Britain has warned those travelling to Madagascar of the latest plague outbreak which has killed at least 33 people.
The UK Foreign Office says although pneumonic and bubonic plague cases in the nation tend to be seasonal in rural areas, the disease has spread into urban areas this year including Antananarivo.
The deaths reported come from ten regions and 47 new cases were reported on October 3 alone. All in all, 231 infections have been reported since August. Most cases are from the eastern part of the island where the first death was reported on August 28. The central part of Madagascar, around Antananarivo, is second worst affected.
The spread has led the World Health Organisation (WHO) to up its fight against the plague delivering nearly 1.2million doses of antibiotics in the country.
"Plague is curable if detected in time. Our teams are working to ensure that everyone at risk has access to protection and treatment. The faster we move, the more lives we save," said Charlotte Ndiaye, WHO spokesperson in Madagascar.
There are two main forms of plague - bubonic plague is spread by infected rats through flea bites. WHO says most cases are associated with the pneumonic plague - a more deadly form of the disease that affects human lungs and can be spread through coughing at close range.
Prime Minister Olivier Mahafaly Solonandrasana banned all public gatherings in a televised message on September 30. Some schools have closed around the country and authorities shut down the two main universities in Toamasina and Antananarivo.
Seychelles’ national airline temporarily suspended all flights to Madagascar on October 6. Many Malagasy nationals travel to the Seychelles for work.

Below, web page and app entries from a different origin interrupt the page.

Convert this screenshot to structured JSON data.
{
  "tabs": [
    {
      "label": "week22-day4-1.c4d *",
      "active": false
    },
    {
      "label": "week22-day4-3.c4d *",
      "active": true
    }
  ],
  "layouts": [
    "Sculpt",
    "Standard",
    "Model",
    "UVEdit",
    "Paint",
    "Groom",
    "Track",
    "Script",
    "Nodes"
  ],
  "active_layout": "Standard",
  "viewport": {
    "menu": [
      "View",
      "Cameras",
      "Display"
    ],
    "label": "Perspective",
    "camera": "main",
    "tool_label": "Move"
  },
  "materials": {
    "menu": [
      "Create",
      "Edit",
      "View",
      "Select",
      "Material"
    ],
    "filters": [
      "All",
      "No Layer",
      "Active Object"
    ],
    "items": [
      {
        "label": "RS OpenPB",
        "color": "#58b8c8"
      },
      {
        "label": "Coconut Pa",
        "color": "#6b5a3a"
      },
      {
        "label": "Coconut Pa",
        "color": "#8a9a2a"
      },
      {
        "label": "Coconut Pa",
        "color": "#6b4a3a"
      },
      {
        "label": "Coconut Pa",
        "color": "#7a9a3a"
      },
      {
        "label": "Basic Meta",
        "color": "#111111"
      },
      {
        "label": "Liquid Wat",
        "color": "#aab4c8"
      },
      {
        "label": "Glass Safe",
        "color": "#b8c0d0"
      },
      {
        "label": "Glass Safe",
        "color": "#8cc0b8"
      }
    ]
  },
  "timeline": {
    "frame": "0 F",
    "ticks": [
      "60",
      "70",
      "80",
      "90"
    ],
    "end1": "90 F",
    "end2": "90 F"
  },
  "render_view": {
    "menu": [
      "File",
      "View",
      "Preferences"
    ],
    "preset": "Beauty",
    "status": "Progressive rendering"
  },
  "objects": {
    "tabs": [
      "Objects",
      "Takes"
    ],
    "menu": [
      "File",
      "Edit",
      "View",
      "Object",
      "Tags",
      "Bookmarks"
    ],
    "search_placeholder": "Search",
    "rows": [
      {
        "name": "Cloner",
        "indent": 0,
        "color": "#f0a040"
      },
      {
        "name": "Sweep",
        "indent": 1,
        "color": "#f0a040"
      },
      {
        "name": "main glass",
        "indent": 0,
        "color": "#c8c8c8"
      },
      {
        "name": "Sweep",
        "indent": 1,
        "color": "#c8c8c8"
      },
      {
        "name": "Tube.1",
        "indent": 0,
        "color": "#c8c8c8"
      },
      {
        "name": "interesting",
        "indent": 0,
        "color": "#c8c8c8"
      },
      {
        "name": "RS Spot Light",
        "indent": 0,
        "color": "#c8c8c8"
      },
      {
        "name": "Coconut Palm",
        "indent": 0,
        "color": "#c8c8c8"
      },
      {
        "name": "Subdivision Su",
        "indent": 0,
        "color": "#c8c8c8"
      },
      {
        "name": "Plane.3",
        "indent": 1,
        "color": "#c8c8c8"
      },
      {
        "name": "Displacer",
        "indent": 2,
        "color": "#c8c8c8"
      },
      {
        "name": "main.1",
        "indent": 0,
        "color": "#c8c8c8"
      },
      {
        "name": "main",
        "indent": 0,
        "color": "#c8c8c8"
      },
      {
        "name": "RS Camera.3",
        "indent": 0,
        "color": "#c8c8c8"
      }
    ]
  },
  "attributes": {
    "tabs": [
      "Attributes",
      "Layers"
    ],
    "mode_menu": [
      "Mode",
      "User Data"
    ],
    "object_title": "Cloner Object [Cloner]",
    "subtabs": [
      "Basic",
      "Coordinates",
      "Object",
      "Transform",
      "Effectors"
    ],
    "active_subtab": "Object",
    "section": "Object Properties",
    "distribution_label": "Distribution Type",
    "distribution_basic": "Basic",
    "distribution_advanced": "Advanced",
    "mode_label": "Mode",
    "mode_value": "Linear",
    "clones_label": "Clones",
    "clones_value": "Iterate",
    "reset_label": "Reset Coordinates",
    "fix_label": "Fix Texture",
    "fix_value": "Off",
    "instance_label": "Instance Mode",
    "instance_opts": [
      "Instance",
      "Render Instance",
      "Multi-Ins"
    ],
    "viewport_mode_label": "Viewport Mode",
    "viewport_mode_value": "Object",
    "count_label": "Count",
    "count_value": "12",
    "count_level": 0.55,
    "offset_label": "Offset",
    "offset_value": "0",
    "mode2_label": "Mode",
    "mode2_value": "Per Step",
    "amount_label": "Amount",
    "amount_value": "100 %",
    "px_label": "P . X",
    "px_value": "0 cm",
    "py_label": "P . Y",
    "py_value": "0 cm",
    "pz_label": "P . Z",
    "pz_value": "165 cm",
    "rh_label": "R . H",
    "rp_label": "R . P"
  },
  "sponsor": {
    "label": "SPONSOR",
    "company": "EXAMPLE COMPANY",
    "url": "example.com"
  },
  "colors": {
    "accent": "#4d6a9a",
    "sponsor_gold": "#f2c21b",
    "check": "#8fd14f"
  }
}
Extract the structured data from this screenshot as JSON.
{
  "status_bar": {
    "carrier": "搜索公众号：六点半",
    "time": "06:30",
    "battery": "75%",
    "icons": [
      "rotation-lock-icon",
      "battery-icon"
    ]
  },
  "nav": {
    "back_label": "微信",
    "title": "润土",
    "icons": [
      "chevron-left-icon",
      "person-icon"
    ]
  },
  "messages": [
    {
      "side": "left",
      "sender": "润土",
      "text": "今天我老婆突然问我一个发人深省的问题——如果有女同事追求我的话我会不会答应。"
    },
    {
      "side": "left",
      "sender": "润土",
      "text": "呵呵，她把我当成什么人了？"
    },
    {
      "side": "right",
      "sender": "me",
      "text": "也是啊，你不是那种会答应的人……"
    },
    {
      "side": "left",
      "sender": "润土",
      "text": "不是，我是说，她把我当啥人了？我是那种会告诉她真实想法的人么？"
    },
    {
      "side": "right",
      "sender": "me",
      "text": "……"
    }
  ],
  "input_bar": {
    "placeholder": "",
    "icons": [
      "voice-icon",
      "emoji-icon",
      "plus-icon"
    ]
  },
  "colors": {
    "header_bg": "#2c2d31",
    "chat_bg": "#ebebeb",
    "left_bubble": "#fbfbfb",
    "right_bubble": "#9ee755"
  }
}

The UK Foreign Office has not advised against travel but says those going to Madagascar should ideally arrange an appointment with a health professional before travel. Travel Health Pro also recommends travellers have adequate travel health insurance.